|Cooperative Classification||A61J7/0418, A61J7/0409, A61J2205/70, A61J7/049, A61J7/0436, A61J7/0445, A61J2200/30|
|European Classification||A61J7/04B, A61J7/04B3|
|Jul 31, 1987||AS||Assignment|
Owner name: APREX CORPORATION, 1135-A SAN ANTONIO ROAD, PALO A
Free format text: ASSIGNMENT OF ASSIGNORS INTEREST.;ASSIGNOR:URQUHART, JOHN;REEL/FRAME:004760/0428
Effective date: 19870731
Owner name: APREX CORPORATION,CALIFORNIA
Free format text: ASSIGNMENT OF ASSIGNORS INTEREST;ASSIGNOR:URQUHART, JOHN;REEL/FRAME:004760/0428
Effective date: 19870731
|Sep 30, 1991||FPAY||Fee payment|
Year of fee payment: 4
|May 28, 1993||AS||Assignment|
Owner name: INTERHEALTH LIMITED, A CA LIMITED PARTNERSHIP, CAL
Free format text: PATENT AND COLLATERAL ASSIGNMENT AGREEMENT;ASSIGNOR:APREX CORPORATION;REEL/FRAME:006535/0887

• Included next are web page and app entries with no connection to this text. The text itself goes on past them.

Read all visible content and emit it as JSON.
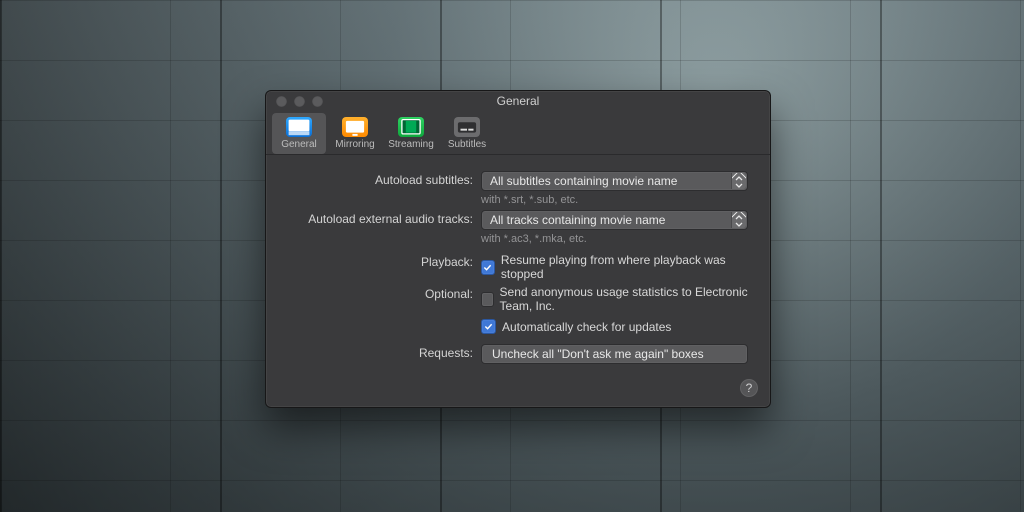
{
  "window": {
    "title": "General"
  },
  "toolbar": {
    "tabs": [
      {
        "label": "General",
        "selected": true,
        "icon": "general-icon"
      },
      {
        "label": "Mirroring",
        "selected": false,
        "icon": "mirroring-icon"
      },
      {
        "label": "Streaming",
        "selected": false,
        "icon": "streaming-icon"
      },
      {
        "label": "Subtitles",
        "selected": false,
        "icon": "subtitles-icon"
      }
    ]
  },
  "form": {
    "autoload_subtitles": {
      "label": "Autoload subtitles:",
      "value": "All subtitles containing movie name",
      "hint": "with *.srt, *.sub, etc."
    },
    "autoload_audio": {
      "label": "Autoload external audio tracks:",
      "value": "All tracks containing movie name",
      "hint": "with *.ac3, *.mka, etc."
    },
    "playback": {
      "label": "Playback:",
      "resume_label": "Resume playing from where playback was stopped",
      "resume_checked": true
    },
    "optional": {
      "label": "Optional:",
      "stats_label": "Send anonymous usage statistics to Electronic Team, Inc.",
      "stats_checked": false,
      "updates_label": "Automatically check for updates",
      "updates_checked": true
    },
    "requests": {
      "label": "Requests:",
      "button": "Uncheck all \"Don't ask me again\" boxes"
    }
  },
  "help": {
    "glyph": "?"
  }
}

Effective date: 19930519
|Aug 30, 1993||AS||Assignment|
Owner name: APREX CORPORATION, CALIFORNIA
Free format text: ASSIGNMENT OF ASSIGNORS INTEREST;ASSIGNOR:INTERHEALTH LIMITED, A CA LIMITED PARTNERSHIP;REEL/FRAME:006676/0233
Effective date: 19930809

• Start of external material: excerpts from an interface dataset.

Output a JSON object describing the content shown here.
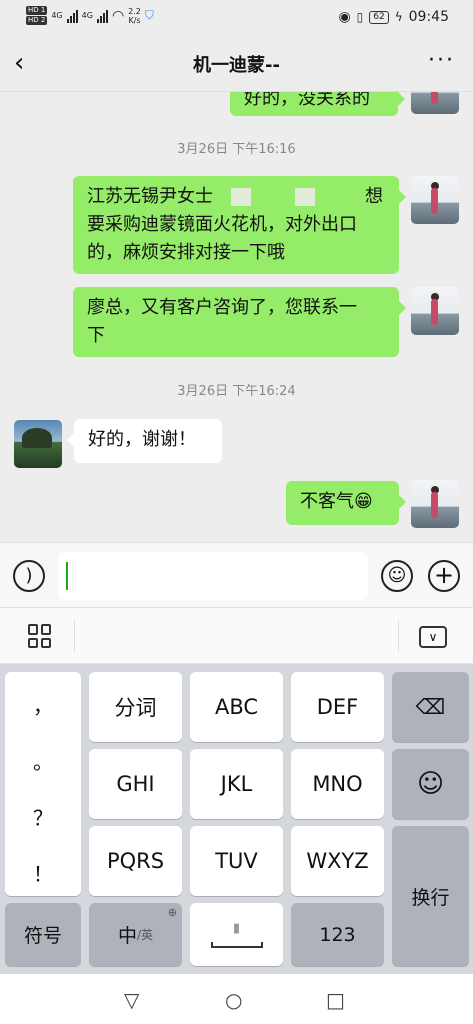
{
  "status_bar": {
    "sim1": "HD 1",
    "sim2": "HD 2",
    "net1": "4G",
    "net2": "4G",
    "speed_value": "2.2",
    "speed_unit": "K/s",
    "battery": "62",
    "time": "09:45"
  },
  "header": {
    "title": "机一迪蒙--",
    "back_icon": "chevron-left-icon",
    "more_label": "···"
  },
  "messages": [
    {
      "type": "sent",
      "text": "好的，没关系的",
      "partial": true
    },
    {
      "type": "time",
      "text": "3月26日 下午16:16"
    },
    {
      "type": "sent",
      "line1": "江苏无锡尹女士",
      "line1_end": "想",
      "line2": "要采购迪蒙镜面火花机，对外出口",
      "line3": "的，麻烦安排对接一下哦"
    },
    {
      "type": "sent",
      "line1": "廖总，又有客户咨询了，您联系一",
      "line2": "下"
    },
    {
      "type": "time",
      "text": "3月26日 下午16:24"
    },
    {
      "type": "received",
      "text": "好的，谢谢！"
    },
    {
      "type": "sent",
      "text": "不客气😁"
    }
  ],
  "input_bar": {
    "voice_icon": "voice-icon",
    "emoji_icon": "emoji-icon",
    "plus_icon": "plus-icon"
  },
  "keyboard": {
    "toolbar": {
      "menu_icon": "grid-icon",
      "collapse_icon": "keyboard-collapse-icon"
    },
    "punct": [
      "，",
      "。",
      "？",
      "！"
    ],
    "rows": [
      [
        "分词",
        "ABC",
        "DEF"
      ],
      [
        "GHI",
        "JKL",
        "MNO"
      ],
      [
        "PQRS",
        "TUV",
        "WXYZ"
      ]
    ],
    "backspace_icon": "backspace-icon",
    "emoji_key_icon": "emoji-icon",
    "enter": "换行",
    "symbols": "符号",
    "lang_main": "中",
    "lang_alt": "/英",
    "space_icon": "microphone-icon",
    "numbers": "123"
  },
  "nav": {
    "back": "▽",
    "home": "○",
    "recents": "□"
  }
}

|Nov 30, 1995||FPAY||Fee payment|
Year of fee payment: 8
|Dec 21, 1999||REMI||Maintenance fee reminder mailed|
|Sep 19, 2000||FPAY||Fee payment|
Year of fee payment: 12
|Sep 19, 2000||SULP||Surcharge for late payment|
|Sep 26, 2000||FP||Expired due to failure to pay maintenance fee|
Effective date: 20000531
|Nov 7, 2000||PRDP||Patent reinstated due to the acceptance of a late maintenance fee|
Effective date: 20000922